Spectral spread, returned as a scalar, vector, or matrix. Each row of `spread` corresponds to the spectral spread of a window of `x`. Each column of `spread` corresponds to an independent channel.

Spectral centroid in Hz, returned as a scalar, vector, or matrix. Each row of `centroid` corresponds to the spectral centroid of a window of `x`. Each column of `centroid` corresponds to an independent channel.

## Algorithms

The spectral kurtosis is calculated as described in :

`$\text{kurtosis}=\frac{\sum _{k={b}_{1}}^{{b}_{2}}{\left({f}_{k}-{\mu }_{1}\right)}^{4}{s}_{k}}{{\left({\mu }_{2}\right)}^{4}\sum _{k={b}_{1}}^{{b}_{2}}{s}_{k}}$`

where

• fk is the frequency in Hz corresponding to bin k.

• sk is the spectral value at bin k.

• b1 and b2 are the band edges, in bins, over which to calculate the spectral skewness.

• μ1 is the spectral centroid, calculated as described by the `spectralCentroid` function.

• μ2 is the spectral spread, calculated as described by the `spectralSpread` function.

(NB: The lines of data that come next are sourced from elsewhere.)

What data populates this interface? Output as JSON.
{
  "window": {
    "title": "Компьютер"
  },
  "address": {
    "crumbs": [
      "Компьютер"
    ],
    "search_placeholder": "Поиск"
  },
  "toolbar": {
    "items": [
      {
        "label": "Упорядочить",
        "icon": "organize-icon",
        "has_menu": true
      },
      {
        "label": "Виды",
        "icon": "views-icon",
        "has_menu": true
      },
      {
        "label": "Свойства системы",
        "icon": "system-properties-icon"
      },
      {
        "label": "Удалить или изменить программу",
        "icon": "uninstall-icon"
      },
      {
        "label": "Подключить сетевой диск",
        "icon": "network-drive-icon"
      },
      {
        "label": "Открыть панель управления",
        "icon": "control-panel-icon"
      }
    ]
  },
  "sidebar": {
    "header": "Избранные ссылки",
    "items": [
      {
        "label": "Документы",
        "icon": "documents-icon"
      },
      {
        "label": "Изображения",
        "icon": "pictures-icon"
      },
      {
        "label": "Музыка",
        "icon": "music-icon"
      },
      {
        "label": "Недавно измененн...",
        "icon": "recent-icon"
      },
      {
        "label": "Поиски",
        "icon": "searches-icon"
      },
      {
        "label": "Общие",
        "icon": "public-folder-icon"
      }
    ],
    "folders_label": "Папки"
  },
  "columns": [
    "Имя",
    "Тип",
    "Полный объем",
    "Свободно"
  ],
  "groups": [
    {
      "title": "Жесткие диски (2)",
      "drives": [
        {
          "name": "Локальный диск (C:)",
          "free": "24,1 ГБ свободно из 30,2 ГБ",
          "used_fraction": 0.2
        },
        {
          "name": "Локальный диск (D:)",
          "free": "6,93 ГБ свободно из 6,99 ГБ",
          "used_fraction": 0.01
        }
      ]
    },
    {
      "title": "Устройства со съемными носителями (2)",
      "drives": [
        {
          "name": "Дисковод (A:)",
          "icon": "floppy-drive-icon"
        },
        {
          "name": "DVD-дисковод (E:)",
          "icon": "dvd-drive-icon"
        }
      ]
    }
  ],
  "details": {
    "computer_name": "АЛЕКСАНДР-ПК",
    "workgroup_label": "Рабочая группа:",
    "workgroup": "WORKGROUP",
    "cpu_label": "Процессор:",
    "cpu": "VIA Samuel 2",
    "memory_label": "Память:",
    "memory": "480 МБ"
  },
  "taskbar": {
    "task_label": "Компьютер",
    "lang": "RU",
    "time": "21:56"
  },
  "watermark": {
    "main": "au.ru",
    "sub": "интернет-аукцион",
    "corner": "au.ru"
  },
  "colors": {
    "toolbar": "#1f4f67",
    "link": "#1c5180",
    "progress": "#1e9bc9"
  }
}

 Peeters, G. "A Large Set of Audio Features for Sound Description (Similarity and Classification) in the CUIDADO Project." Technical Report; IRCAM: Paris, France, 2004.